When considering the definition of addiction vs. dependence, past thinking made it fairly simple to differentiate between the two terms. Although addiction and dependence possess similar symptoms, the manifestations and associated behaviors differ significantly.
Let’s Look at Past Definitions, Creating the Distinctions of the Two
Suppose a person begins to use a substance that possesses physical dependence characteristics. This may be defined as a substance that after prolonged use followed by abrupt and complete discontinuation of use, the user experiences withdrawal symptoms, which can vary in intensity and severity (e.g. heroin, benzodiazepine, alcohol, etc.). The symptoms of withdrawal will occur whether addiction, dependence or both are present.
If this same person is not an addict, they likely have a choice of whether or not to use the substance again. The choice to use it or not use it will likely be made based on the consequences the person experienced – positive or negative. In other words, they have the ability to apply reason to the decision process. In many cases, the physiological withdrawal discomfort is enough to choose not repeat the behavior of prolonged use, or any use at all.
But in the case of an addict, while the physiological dependence and withdrawal symptoms remain the same based on the substance, the experience of positive or negative consequences does not come into play regarding resumption of use. In fact the part of the brain that handles choices, the frontal cortex, is no longer in control and an older part of the brain, the mid-brain, is running the show. The mid-brain cannot process consequences, it only knows that it wants the substance, for the substance has become the most important thing, above survival (fight or flight response), sustenance (hydration and nourishment), and reproductive instincts – all of which the mid-brain facilities are responsible for securing.
The Addict No Longer has the Power of Choice.
With the advent of the Diagnostic and Statistical Manual of Mental Disorders, Fifth Edition (DSM-5), the terms addiction and dependence are no longer used, and have been replaced by the term Substance Use Disorder. Essentially, the DSM-5 focuses on the severity of substance use and wraps the physiological withdrawal symptoms in the mix. The determining factors are a set of eleven criterion for diagnosis, and certain combinations of criterion determine the degree of severity: mild, moderate and severe. Within these degrees, addiction (or the loss of choice, in spite of information) is found.
Old school or new logic, the regimen of treatment needed to stabilize a person suffering from addiction or dependence is different.
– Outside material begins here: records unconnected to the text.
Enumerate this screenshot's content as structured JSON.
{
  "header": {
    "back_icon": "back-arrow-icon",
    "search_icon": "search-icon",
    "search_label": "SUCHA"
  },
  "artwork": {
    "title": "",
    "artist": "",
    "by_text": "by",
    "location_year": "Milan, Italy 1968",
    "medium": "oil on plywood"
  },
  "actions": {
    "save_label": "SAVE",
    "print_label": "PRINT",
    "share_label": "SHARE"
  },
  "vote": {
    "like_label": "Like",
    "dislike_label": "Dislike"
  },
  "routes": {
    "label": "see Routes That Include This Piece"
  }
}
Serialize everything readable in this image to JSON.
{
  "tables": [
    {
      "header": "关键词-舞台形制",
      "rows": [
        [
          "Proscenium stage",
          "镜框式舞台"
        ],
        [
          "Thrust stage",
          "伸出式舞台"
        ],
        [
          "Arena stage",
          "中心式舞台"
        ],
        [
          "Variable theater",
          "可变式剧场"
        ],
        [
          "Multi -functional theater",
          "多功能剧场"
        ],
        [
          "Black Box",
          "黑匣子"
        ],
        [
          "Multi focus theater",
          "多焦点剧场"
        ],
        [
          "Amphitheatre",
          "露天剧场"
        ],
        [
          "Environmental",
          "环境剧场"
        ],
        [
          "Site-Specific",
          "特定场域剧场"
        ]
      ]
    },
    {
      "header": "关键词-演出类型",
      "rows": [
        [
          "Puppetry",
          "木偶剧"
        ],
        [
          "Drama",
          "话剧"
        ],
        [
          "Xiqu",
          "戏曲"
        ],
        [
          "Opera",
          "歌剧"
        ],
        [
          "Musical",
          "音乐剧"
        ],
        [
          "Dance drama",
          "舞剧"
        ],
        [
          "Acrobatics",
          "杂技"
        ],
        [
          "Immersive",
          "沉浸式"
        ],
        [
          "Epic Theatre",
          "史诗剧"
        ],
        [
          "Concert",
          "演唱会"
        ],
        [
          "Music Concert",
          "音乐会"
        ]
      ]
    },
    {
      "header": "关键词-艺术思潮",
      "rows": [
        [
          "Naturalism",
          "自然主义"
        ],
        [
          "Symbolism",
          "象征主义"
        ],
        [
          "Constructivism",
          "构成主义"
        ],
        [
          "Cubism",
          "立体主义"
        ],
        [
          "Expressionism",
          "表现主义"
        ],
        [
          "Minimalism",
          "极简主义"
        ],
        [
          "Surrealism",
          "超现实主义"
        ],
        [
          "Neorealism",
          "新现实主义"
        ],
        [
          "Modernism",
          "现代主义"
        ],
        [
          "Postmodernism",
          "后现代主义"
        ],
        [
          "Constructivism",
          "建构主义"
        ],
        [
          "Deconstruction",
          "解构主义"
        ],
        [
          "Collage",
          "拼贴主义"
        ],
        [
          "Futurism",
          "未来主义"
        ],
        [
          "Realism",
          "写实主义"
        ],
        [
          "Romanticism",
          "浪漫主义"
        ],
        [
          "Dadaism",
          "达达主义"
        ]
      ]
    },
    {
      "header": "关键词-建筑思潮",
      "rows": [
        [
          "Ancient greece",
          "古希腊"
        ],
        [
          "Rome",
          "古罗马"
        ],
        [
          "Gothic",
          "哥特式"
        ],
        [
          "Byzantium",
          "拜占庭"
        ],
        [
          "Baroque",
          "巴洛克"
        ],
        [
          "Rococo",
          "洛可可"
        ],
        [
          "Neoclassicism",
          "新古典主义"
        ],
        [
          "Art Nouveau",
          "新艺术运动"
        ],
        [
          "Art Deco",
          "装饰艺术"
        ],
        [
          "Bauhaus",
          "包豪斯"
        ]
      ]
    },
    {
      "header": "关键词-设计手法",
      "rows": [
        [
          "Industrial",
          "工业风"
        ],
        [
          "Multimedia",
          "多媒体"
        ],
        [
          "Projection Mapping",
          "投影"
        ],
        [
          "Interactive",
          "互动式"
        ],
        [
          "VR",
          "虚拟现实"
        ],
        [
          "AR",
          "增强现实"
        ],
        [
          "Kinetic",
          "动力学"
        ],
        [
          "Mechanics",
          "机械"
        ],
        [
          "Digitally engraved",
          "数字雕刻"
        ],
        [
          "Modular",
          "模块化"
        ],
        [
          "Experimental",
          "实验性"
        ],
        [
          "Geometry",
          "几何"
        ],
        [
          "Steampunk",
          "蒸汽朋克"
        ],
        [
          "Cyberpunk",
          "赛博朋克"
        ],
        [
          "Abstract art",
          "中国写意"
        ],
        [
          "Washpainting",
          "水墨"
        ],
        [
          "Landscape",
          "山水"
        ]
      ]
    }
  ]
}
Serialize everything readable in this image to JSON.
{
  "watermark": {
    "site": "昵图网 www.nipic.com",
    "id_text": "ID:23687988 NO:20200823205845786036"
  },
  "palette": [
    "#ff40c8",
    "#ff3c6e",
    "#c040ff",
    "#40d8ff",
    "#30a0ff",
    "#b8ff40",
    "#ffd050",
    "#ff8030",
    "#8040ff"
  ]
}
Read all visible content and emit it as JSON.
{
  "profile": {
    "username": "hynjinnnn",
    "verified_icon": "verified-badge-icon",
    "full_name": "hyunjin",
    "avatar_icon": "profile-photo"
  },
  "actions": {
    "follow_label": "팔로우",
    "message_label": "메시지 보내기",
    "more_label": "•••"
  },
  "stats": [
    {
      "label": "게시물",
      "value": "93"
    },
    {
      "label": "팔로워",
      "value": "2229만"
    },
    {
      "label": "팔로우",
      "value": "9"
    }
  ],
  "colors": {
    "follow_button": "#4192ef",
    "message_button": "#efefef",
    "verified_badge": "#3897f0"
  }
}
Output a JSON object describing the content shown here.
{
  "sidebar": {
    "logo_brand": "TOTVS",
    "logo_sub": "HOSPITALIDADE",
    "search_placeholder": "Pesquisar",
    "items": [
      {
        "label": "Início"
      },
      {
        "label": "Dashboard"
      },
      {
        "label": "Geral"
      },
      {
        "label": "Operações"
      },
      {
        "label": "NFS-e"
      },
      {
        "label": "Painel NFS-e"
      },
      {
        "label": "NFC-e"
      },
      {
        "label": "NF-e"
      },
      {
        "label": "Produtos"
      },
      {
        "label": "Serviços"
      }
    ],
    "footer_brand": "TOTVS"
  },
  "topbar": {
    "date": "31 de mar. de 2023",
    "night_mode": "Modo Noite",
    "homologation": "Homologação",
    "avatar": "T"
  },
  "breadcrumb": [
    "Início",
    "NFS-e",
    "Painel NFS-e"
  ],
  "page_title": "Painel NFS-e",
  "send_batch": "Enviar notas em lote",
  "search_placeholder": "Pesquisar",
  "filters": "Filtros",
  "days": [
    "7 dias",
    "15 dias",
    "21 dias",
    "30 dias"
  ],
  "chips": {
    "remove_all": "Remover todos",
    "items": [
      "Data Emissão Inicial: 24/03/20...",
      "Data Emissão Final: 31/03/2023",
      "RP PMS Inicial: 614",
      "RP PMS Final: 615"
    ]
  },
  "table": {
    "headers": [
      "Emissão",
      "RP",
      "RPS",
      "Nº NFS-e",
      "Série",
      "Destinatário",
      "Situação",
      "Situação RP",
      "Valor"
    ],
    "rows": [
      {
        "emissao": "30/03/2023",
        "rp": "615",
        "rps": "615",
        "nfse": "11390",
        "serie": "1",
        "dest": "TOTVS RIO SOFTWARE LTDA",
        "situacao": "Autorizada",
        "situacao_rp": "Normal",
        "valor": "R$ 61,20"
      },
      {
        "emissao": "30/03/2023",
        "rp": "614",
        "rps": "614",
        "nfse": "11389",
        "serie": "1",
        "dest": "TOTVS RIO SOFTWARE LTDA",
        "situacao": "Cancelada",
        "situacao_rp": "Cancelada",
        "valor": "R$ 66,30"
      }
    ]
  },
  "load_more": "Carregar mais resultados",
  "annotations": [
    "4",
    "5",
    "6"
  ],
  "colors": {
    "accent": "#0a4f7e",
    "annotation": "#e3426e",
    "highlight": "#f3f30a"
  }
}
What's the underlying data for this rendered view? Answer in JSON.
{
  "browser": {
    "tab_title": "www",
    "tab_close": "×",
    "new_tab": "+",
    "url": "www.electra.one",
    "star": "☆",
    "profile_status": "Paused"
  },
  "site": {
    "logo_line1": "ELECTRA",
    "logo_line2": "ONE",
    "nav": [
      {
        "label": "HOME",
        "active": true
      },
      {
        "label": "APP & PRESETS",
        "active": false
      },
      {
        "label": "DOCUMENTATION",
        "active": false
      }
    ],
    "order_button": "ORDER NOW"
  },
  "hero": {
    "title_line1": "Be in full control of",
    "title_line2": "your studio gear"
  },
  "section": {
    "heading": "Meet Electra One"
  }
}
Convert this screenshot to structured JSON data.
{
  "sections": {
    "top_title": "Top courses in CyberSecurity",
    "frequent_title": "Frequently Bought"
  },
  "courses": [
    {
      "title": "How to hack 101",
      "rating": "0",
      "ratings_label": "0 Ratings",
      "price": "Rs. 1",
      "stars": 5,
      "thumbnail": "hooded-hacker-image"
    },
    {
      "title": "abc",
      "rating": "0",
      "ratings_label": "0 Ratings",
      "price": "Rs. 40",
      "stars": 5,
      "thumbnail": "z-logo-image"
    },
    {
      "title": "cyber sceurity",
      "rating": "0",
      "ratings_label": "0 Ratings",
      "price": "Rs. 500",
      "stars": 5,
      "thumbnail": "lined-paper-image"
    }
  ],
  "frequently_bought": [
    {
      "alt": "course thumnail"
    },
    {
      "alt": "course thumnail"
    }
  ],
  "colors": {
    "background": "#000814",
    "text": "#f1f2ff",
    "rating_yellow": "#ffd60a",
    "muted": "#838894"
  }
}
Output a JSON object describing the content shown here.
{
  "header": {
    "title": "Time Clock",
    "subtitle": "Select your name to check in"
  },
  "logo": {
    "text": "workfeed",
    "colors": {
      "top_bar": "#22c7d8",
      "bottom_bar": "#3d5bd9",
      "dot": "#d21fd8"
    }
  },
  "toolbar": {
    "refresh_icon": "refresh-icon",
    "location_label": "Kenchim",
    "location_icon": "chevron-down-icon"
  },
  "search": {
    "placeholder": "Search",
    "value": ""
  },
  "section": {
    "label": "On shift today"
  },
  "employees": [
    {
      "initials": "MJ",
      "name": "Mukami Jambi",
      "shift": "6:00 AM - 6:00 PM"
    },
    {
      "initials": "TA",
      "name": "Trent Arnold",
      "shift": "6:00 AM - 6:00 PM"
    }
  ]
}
Dependence may require or benefit from a medical procedure to stabilize, while addiction may require both a medical procedure and/or a therapeutic approach to stabilize and achieve recovery.
Valley Recovery Center of California is a Sacramento based addiction treatment center offering several different programs, including day treatment. Please feel free to contact us anytime at (888) 989-9690 with questions.